Weighting Functions from 1200 UTC on 2 January for Davenport IA (left), Lincoln IL (center) and Greensboro NC (right) for 6.2 µm (Green), 6.95 µm (blue) and 7.3 µm (magenta), that is, the upper-, mid- and lower-level water vapor channels, respectively, on ABI. Peak pressures for the individual weighting functions are noted, as are Total Precipitable Water values at the station (Click to enlarge)

GOES-16 Weighting Functions (Click here ) describe the location in the atmosphere from which the GOES-16 Channel is detecting energy.  The upper-level (6.2 µm) and mid-level (6.95 µm) weighting functions show information originating from above the surface.  Much surface information is available at Greensboro, with smaller proportional amounts at Davenport and Lincoln.

The “Cirrus” Channel on GOES-16’s ABI (Band 4, 1.38 µm) also occupies a spot in the electromagnetic spectrum where water vapor absorption is strong.  Thus, reflected solar radiation from the surface is rarely viewed at this wavelength.  The toggle below, between the ‘Veggie’ Channel (0.86 µm) and the Cirrus Channel (1.38 µm) shows that some surface features — for example, lakes in North Carolina — are present in the Cirrus Channel.

ABI Band 3 (0.86 µm) and ABI Band 4 (1.38 µm) (That is, Veggie and Cirrus channels) at 1502 UTC on 2 January 2018 (Click to enlarge)

Whenever the atmosphere is exceptionally dry, and skies are clear, check the water vapor channels on ABI to see if surface features can be viewed. A few examples of sensing surface features using water vapor imagery from the previous generation of GOES can be seen here.

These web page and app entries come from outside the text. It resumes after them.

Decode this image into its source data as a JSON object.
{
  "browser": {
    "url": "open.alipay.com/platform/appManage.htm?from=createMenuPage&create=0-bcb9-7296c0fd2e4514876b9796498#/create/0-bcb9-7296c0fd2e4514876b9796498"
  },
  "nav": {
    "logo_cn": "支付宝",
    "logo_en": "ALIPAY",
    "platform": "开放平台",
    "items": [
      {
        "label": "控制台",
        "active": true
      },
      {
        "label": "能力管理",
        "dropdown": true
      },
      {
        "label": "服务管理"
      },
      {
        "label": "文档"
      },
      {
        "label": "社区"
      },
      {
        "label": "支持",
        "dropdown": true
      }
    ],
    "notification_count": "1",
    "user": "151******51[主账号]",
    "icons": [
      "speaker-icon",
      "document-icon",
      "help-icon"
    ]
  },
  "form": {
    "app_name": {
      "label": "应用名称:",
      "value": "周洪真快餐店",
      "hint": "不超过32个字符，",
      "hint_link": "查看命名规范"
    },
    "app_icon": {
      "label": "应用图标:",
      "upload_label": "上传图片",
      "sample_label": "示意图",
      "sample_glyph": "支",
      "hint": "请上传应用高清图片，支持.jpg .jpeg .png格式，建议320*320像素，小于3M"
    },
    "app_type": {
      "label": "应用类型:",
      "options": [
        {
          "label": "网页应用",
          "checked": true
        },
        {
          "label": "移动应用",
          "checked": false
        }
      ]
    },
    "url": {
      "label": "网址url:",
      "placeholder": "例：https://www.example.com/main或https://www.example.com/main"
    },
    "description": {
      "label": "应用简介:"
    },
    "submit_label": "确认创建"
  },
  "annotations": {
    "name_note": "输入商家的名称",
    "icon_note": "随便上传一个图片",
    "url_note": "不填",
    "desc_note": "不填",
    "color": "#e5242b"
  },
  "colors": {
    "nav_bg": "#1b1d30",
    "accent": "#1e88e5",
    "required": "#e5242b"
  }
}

GOES-16 is now the operational GOES-East satellite

December 18th, 2017 |

All 16 Bands from GOES-16 at 2102 UTC on 18 December 2017 [click to enlarge]

All 16 Bands from GOES-16 at 2102 UTC on 18 December 2017 [click to enlarge]

GOES-16, which has been sending data from the GOES-East position since 14 December, became the operational GOES-East satellite at 2100 UTC on 18 December, succeeding GOES-13 [which itself became GOES-East, succeeding GOES-12, in April 2010; (this post, from April 2003, is the first one with GOES-12 as the operational GOES-East, it took over for GOES-8 that month!) ].  The animation above shows all 16 Bands of the first operational CONUS image from GOES-16.